## Task details:
Where the records below have a line with "without", that line is to be copied.

━━━ Information shown ━━━

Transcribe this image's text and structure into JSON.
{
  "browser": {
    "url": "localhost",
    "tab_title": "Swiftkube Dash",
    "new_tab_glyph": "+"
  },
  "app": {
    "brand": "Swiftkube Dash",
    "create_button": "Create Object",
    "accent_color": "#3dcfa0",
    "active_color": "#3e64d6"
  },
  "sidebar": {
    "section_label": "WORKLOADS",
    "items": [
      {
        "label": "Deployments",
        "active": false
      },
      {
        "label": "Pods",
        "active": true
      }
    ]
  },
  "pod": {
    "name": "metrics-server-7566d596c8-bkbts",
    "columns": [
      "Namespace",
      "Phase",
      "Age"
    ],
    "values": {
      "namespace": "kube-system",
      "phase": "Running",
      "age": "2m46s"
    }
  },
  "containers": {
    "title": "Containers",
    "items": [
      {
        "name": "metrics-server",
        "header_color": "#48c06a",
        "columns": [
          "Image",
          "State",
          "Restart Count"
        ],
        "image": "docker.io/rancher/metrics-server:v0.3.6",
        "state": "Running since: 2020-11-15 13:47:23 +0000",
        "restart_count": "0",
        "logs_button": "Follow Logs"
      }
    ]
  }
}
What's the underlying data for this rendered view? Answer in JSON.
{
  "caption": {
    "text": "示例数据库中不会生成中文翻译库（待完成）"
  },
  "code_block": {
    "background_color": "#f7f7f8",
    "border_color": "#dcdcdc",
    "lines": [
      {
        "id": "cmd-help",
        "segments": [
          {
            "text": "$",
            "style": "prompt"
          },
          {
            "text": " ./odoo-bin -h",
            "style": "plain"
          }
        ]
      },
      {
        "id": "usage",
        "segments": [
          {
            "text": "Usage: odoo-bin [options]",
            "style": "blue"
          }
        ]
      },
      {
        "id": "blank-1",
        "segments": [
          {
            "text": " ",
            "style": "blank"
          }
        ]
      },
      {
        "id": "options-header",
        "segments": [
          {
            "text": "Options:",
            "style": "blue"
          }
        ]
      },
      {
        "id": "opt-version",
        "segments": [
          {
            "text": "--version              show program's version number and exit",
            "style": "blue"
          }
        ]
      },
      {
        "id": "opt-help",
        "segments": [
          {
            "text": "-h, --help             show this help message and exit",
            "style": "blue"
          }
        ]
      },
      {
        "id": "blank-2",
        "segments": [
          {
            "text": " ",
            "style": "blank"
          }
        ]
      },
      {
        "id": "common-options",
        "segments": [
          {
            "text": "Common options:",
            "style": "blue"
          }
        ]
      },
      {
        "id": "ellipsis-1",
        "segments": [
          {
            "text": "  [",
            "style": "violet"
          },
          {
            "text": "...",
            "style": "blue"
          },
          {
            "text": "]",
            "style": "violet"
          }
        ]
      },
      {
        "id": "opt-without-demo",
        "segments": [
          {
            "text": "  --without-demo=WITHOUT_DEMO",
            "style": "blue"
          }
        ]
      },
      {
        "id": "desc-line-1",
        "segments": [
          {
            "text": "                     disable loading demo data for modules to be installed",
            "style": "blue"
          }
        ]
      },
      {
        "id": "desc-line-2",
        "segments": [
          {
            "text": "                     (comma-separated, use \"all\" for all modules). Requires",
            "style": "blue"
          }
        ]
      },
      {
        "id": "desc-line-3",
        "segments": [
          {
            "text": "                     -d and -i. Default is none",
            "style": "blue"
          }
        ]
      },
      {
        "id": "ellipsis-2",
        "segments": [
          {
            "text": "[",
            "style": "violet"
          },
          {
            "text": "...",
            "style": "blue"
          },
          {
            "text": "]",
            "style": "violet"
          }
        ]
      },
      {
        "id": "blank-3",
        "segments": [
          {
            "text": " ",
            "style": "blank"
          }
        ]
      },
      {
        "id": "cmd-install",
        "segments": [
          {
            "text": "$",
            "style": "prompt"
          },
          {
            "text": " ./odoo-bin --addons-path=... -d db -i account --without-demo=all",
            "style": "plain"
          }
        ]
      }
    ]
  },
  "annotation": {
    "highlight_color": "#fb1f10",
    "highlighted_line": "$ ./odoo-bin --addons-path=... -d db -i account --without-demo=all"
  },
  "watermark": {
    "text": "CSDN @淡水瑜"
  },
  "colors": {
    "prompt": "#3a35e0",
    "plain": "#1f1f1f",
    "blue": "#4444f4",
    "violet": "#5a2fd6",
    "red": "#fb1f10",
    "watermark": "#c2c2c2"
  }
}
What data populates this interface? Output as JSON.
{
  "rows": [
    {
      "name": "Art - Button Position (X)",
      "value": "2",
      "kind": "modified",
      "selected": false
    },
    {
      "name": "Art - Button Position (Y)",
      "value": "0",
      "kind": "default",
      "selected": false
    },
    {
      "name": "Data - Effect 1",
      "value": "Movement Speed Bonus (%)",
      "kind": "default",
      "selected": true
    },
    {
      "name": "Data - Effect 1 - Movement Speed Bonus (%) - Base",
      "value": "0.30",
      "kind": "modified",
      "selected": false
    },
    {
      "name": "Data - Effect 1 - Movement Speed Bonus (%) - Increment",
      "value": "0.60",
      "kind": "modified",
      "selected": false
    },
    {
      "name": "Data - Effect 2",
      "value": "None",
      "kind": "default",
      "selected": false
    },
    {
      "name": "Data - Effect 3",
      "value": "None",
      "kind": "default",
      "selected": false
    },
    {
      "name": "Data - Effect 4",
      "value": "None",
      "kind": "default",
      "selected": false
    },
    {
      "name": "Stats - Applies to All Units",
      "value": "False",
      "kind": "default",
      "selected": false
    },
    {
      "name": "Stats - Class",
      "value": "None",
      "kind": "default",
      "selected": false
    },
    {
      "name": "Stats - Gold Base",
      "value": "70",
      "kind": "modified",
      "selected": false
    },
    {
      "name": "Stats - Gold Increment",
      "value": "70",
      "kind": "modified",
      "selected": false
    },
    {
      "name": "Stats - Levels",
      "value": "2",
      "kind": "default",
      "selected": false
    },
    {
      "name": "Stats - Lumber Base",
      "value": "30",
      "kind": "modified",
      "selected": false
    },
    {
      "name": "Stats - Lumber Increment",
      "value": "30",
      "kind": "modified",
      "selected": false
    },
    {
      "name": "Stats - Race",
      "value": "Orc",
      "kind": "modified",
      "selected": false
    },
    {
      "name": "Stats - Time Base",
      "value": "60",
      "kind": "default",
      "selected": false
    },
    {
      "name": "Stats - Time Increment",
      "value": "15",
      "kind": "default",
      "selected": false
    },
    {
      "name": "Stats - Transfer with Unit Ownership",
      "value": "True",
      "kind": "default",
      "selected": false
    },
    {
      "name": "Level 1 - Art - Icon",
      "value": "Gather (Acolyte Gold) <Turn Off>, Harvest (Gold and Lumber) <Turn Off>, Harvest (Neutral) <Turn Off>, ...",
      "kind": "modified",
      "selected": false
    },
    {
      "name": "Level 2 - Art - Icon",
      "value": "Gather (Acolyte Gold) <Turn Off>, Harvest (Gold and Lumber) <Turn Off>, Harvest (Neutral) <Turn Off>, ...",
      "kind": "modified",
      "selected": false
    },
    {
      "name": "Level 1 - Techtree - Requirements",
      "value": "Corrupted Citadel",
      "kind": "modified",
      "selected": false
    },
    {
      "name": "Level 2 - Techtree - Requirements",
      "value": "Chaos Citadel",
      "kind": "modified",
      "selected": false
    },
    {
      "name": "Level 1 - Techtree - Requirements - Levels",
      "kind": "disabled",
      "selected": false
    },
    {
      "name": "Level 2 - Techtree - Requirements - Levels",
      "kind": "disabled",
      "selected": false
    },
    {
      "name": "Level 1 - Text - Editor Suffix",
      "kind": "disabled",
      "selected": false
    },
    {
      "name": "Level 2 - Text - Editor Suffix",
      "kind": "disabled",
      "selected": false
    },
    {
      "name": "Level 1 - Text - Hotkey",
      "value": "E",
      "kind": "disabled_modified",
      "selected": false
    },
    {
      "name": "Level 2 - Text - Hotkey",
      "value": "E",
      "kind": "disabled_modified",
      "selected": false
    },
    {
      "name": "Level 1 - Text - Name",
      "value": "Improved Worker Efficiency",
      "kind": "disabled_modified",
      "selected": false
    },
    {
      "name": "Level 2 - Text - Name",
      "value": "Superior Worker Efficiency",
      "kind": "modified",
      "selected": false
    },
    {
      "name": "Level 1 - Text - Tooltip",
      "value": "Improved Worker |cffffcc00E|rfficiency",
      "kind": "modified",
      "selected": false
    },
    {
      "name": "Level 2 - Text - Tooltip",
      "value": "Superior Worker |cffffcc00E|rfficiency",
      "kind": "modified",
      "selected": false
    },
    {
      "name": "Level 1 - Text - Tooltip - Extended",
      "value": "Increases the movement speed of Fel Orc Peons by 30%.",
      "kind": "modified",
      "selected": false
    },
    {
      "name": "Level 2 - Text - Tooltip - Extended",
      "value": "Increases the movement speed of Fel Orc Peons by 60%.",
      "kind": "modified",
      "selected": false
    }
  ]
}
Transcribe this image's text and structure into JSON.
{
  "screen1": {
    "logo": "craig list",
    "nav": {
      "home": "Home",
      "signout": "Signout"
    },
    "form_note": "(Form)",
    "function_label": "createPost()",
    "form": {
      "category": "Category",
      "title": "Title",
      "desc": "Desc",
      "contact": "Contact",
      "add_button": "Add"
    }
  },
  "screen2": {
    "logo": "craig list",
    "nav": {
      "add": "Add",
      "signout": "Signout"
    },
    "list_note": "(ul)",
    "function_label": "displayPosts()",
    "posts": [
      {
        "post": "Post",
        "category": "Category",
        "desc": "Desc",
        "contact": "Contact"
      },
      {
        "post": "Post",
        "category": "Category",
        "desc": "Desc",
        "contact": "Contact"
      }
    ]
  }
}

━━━

## Answer:
        "id": "opt-without-demo",
            "text": "  --without-demo=WITHOUT_DEMO",
            "text": " ./odoo-bin --addons-path=... -d db -i account --without-demo=all",
    "highlighted_line": "$ ./odoo-bin --addons-path=... -d db -i account --without-demo=all"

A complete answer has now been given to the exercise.